** Opening Dataset records block **
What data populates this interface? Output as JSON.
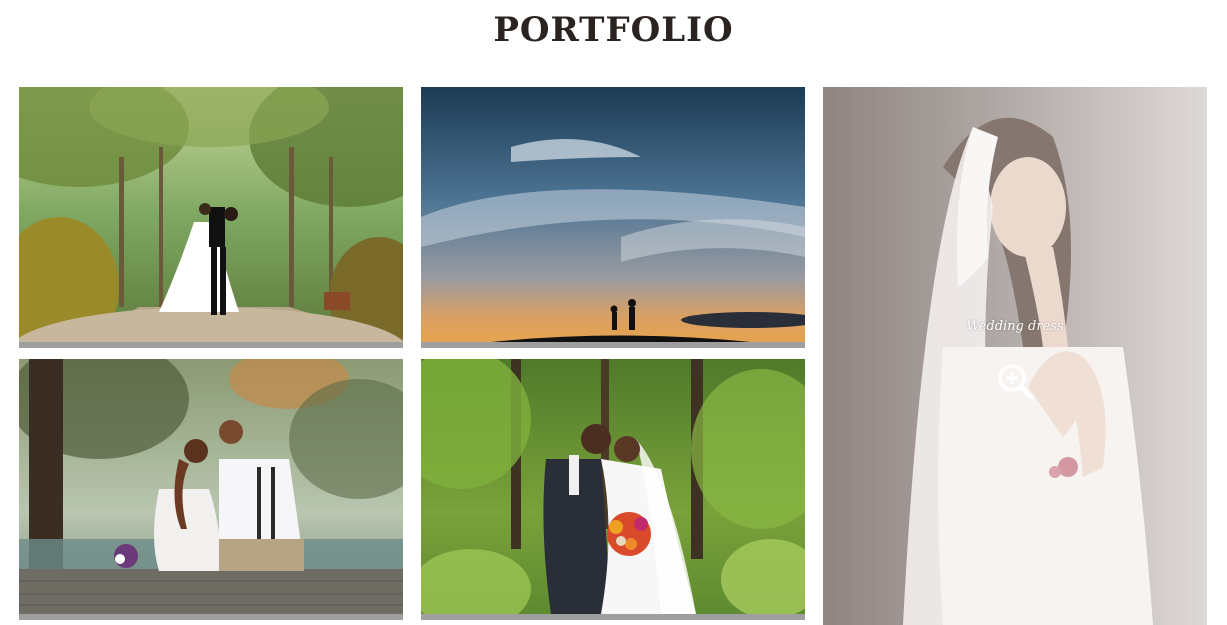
{
  "page": {
    "title": "PORTFOLIO"
  },
  "gallery": {
    "items": [
      {
        "icon": "image"
      },
      {
        "icon": "image"
      },
      {
        "icon": "image"
      },
      {
        "icon": "image"
      },
      {
        "icon": "image",
        "hovered": true,
        "caption": "Wedding dress",
        "action_icon": "zoom-in-icon"
      }
    ]
  },
  "colors": {
    "title": "#2b2320",
    "tile_base": "#9e9e9e",
    "overlay": "rgba(255,255,255,0.38)"
  }
}
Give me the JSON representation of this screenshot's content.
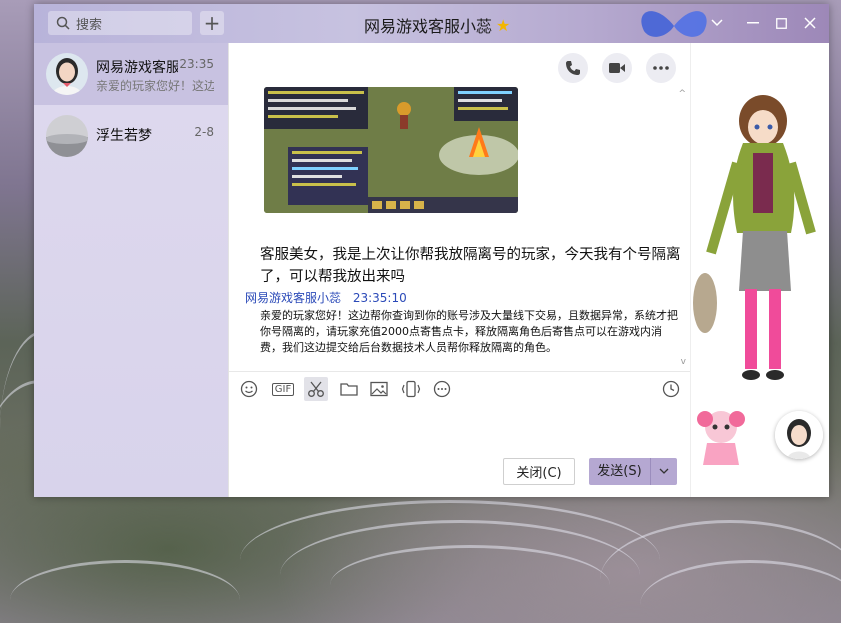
{
  "window": {
    "title": "网易游戏客服小蕊",
    "title_star": "★"
  },
  "search": {
    "placeholder": "搜索"
  },
  "add_button": {
    "label": "+"
  },
  "contacts": [
    {
      "name": "网易游戏客服小蕊",
      "time": "23:35",
      "preview": "亲爱的玩家您好！这边帮你查询到你的账号",
      "active": true
    },
    {
      "name": "浮生若梦",
      "time": "2-8",
      "preview": "",
      "active": false
    }
  ],
  "chat": {
    "message_user": "客服美女，我是上次让你帮我放隔离号的玩家，今天我有个号隔离了，可以帮我放出来吗",
    "reply_sender": "网易游戏客服小蕊",
    "reply_time": "23:35:10",
    "reply_text": "亲爱的玩家您好！这边帮你查询到你的账号涉及大量线下交易，且数据异常，系统才把你号隔离的，请玩家充值2000点寄售点卡，释放隔离角色后寄售点可以在游戏内消费，我们这边提交给后台数据技术人员帮你释放隔离的角色。"
  },
  "toolbar": {
    "gif_label": "GIF"
  },
  "buttons": {
    "close": "关闭(C)",
    "send": "发送(S)"
  },
  "colors": {
    "title_bar": "#c7c2e0",
    "sidebar": "#d8d3eb",
    "active_contact": "#c8c2e1",
    "send_button": "#b5a8d2",
    "sender_name": "#2b4ab8"
  }
}
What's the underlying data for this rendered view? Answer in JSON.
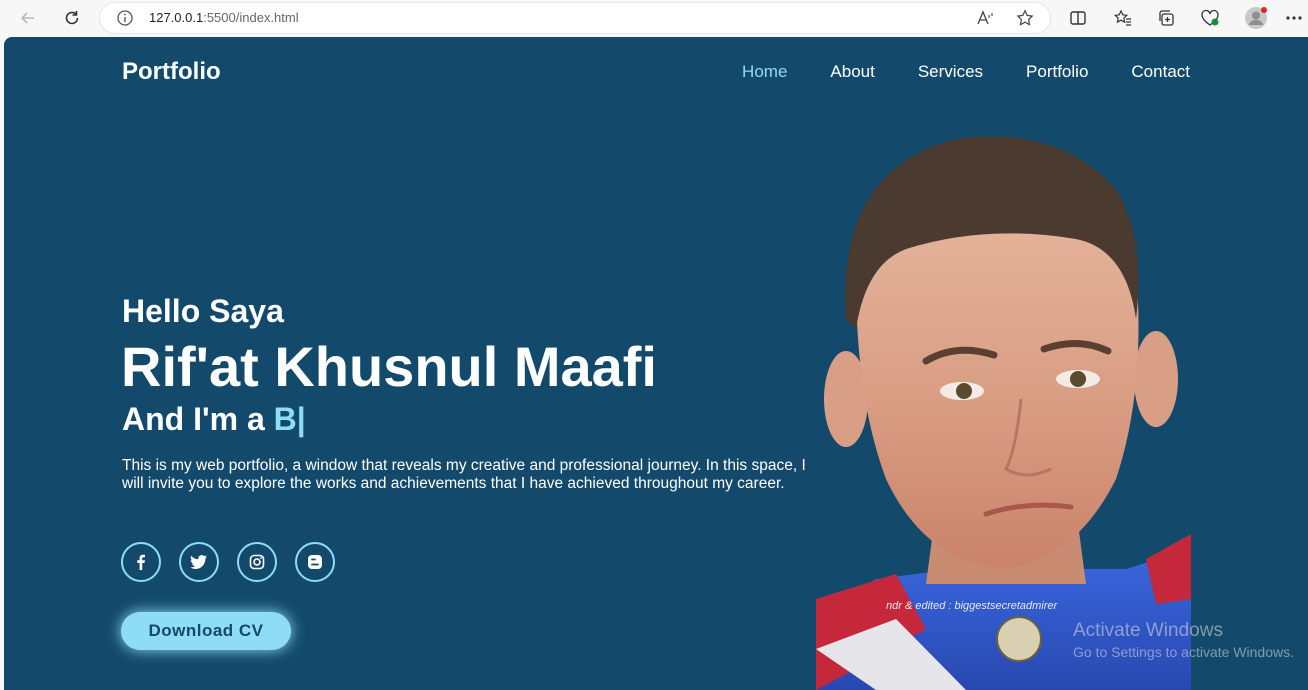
{
  "browser": {
    "url_host": "127.0.0.1",
    "url_rest": ":5500/index.html"
  },
  "header": {
    "logo": "Portfolio",
    "nav": [
      {
        "label": "Home",
        "active": true
      },
      {
        "label": "About"
      },
      {
        "label": "Services"
      },
      {
        "label": "Portfolio"
      },
      {
        "label": "Contact"
      }
    ]
  },
  "hero": {
    "greeting": "Hello Saya",
    "name": "Rif'at Khusnul Maafi",
    "role_prefix": "And I'm a ",
    "role_typed": "B|",
    "description": "This is my web portfolio, a window that reveals my creative and professional journey. In this space, I will invite you to explore the works and achievements that I have achieved throughout my career.",
    "socials": [
      "facebook-icon",
      "twitter-icon",
      "instagram-icon",
      "blogger-icon"
    ],
    "cv_button": "Download CV",
    "photo_caption": "ndr & edited : biggestsecretadmirer"
  },
  "watermark": {
    "line1": "Activate Windows",
    "line2": "Go to Settings to activate Windows."
  },
  "colors": {
    "background": "#134a6c",
    "accent": "#8fdcf6"
  }
}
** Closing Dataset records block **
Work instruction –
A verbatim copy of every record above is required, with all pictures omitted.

Response –
What data populates this interface? Output as JSON.
{
  "page": {
    "title": "PORTFOLIO"
  },
  "gallery": {
    "items": [
      {
        "icon": "image"
      },
      {
        "icon": "image"
      },
      {
        "icon": "image"
      },
      {
        "icon": "image"
      },
      {
        "icon": "image",
        "hovered": true,
        "caption": "Wedding dress",
        "action_icon": "zoom-in-icon"
      }
    ]
  },
  "colors": {
    "title": "#2b2320",
    "tile_base": "#9e9e9e",
    "overlay": "rgba(255,255,255,0.38)"
  }
}
Give me the JSON representation of this screenshot's content.
{
  "window": {
    "title": "网易游戏客服小蕊",
    "title_star": "★"
  },
  "search": {
    "placeholder": "搜索"
  },
  "add_button": {
    "label": "+"
  },
  "contacts": [
    {
      "name": "网易游戏客服小蕊",
      "time": "23:35",
      "preview": "亲爱的玩家您好！这边帮你查询到你的账号",
      "active": true
    },
    {
      "name": "浮生若梦",
      "time": "2-8",
      "preview": "",
      "active": false
    }
  ],
  "chat": {
    "message_user": "客服美女，我是上次让你帮我放隔离号的玩家，今天我有个号隔离了，可以帮我放出来吗",
    "reply_sender": "网易游戏客服小蕊",
    "reply_time": "23:35:10",
    "reply_text": "亲爱的玩家您好！这边帮你查询到你的账号涉及大量线下交易，且数据异常，系统才把你号隔离的，请玩家充值2000点寄售点卡，释放隔离角色后寄售点可以在游戏内消费，我们这边提交给后台数据技术人员帮你释放隔离的角色。"
  },
  "toolbar": {
    "gif_label": "GIF"
  },
  "buttons": {
    "close": "关闭(C)",
    "send": "发送(S)"
  },
  "colors": {
    "title_bar": "#c7c2e0",
    "sidebar": "#d8d3eb",
    "active_contact": "#c8c2e1",
    "send_button": "#b5a8d2",
    "sender_name": "#2b4ab8"
  }
}
What's the underlying data for this rendered view? Answer in JSON.
{
  "browser": {
    "url_host": "127.0.0.1",
    "url_rest": ":5500/index.html"
  },
  "header": {
    "logo": "Portfolio",
    "nav": [
      {
        "label": "Home",
        "active": true
      },
      {
        "label": "About"
      },
      {
        "label": "Services"
      },
      {
        "label": "Portfolio"
      },
      {
        "label": "Contact"
      }
    ]
  },
  "hero": {
    "greeting": "Hello Saya",
    "name": "Rif'at Khusnul Maafi",
    "role_prefix": "And I'm a ",
    "role_typed": "B|",
    "description": "This is my web portfolio, a window that reveals my creative and professional journey. In this space, I will invite you to explore the works and achievements that I have achieved throughout my career.",
    "socials": [
      "facebook-icon",
      "twitter-icon",
      "instagram-icon",
      "blogger-icon"
    ],
    "cv_button": "Download CV",
    "photo_caption": "ndr & edited : biggestsecretadmirer"
  },
  "watermark": {
    "line1": "Activate Windows",
    "line2": "Go to Settings to activate Windows."
  },
  "colors": {
    "background": "#134a6c",
    "accent": "#8fdcf6"
  }
}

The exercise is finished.